In fact, it’s not hard to see why, according to a study published Monday in the Journal of Strength and Conditioning Research.
In the study, researchers used a variety of exercises to assess the effects of different weight training protocols on the musculoskeletal system, and found that they all worked for the muscles of the back.
But the dumbbell work did the most for the neck.
Researchers used a wide variety of dumbbell exercises to measure the effects on musculo-skeletal structure, including the back and neck.
The results suggest that dumbbell training could potentially improve both the quality of life and health of your back.
The study was conducted by researchers at The University of Alabama at Birmingham and published in the journal J Strength Cond Res.
“The results are surprising and very exciting because it’s a study that looked at the effects that different types of dumbbills had on musculus structure and function,” Dr. Thomas J. Schmitt, a professor in the department of kinesiology and exercise physiology at The UAB, said in a statement.
The researchers looked at several different types and combinations of dumbbelts to determine which ones produced the most benefits.
The exercise protocol involved four to six sets of dumb-bell exercises performed for 30 seconds each, with a rest period of three minutes.
Then the participants performed a variety the exercises over a period of eight weeks.
“We found that dumb-barbell exercise training was superior to dumbbell exercise, and dumbbell isolation exercises were superior to isolation exercises,” Dr., Schmitt said.
“Our findings suggest that isolation exercises can improve the health of the spine and improve flexibility in the spine.”
It’s not known if dumbbell movements are as effective for improving health as other types of exercises, but studies show they can improve muscle strength, improve flexibility and improve coordination.
Dr. Schlosst said it’s also possible that dumb bells are effective in preventing injuries, because they work to strengthen the muscles that hold the joints in place.

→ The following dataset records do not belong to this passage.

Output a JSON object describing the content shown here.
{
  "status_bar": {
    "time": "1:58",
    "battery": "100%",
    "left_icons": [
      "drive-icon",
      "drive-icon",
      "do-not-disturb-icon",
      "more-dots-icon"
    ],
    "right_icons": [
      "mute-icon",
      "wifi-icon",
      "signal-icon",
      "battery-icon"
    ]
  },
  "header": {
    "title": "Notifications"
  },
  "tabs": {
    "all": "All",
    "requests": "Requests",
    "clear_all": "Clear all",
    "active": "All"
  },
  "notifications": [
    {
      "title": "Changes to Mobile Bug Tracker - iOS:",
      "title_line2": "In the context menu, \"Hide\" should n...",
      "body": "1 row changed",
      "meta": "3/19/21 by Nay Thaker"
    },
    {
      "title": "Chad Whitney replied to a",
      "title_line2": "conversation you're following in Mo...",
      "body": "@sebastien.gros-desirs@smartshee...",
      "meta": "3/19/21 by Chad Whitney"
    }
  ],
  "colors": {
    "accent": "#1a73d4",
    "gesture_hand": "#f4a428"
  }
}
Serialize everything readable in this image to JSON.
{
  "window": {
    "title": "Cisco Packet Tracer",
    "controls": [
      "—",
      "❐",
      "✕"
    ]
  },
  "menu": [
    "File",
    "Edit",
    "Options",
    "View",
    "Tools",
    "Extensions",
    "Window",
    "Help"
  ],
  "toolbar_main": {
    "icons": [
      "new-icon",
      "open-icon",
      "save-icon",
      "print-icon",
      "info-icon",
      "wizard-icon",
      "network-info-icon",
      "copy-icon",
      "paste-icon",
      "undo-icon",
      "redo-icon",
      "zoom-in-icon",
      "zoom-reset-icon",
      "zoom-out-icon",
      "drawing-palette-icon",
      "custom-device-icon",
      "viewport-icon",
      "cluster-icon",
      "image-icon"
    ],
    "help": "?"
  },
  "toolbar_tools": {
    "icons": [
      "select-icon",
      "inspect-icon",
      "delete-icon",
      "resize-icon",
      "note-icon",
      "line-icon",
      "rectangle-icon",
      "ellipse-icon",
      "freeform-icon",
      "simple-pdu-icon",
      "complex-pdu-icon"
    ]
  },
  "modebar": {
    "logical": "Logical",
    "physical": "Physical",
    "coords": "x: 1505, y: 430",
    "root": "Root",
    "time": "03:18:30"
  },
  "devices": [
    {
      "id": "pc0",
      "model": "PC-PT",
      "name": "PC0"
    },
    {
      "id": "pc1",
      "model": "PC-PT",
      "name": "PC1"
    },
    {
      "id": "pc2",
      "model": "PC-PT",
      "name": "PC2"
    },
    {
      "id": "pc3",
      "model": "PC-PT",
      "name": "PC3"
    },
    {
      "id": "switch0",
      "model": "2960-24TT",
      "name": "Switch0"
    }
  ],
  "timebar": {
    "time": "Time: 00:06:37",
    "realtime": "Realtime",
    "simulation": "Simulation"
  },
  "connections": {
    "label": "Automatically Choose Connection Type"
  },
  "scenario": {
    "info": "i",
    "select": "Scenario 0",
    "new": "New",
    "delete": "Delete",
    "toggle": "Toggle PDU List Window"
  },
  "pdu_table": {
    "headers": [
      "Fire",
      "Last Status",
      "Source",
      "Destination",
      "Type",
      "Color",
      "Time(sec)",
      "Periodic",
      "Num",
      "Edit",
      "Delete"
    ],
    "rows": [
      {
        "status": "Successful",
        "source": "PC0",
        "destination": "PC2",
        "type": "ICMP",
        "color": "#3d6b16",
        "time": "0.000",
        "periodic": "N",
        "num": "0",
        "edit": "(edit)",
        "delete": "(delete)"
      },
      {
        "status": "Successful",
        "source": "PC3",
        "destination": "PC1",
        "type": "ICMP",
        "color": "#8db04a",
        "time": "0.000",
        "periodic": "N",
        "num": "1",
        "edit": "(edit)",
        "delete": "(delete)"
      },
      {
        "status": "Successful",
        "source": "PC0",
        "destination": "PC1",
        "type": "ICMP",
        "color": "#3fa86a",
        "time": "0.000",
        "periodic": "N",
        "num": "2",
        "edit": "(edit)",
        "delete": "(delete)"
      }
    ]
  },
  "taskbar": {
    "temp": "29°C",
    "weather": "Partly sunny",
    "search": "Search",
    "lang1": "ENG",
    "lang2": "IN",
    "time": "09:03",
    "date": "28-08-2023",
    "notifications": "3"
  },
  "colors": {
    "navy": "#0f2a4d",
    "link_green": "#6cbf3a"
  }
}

“If they are just making you more durable, they’re not going to do a whole lot of good,” he said.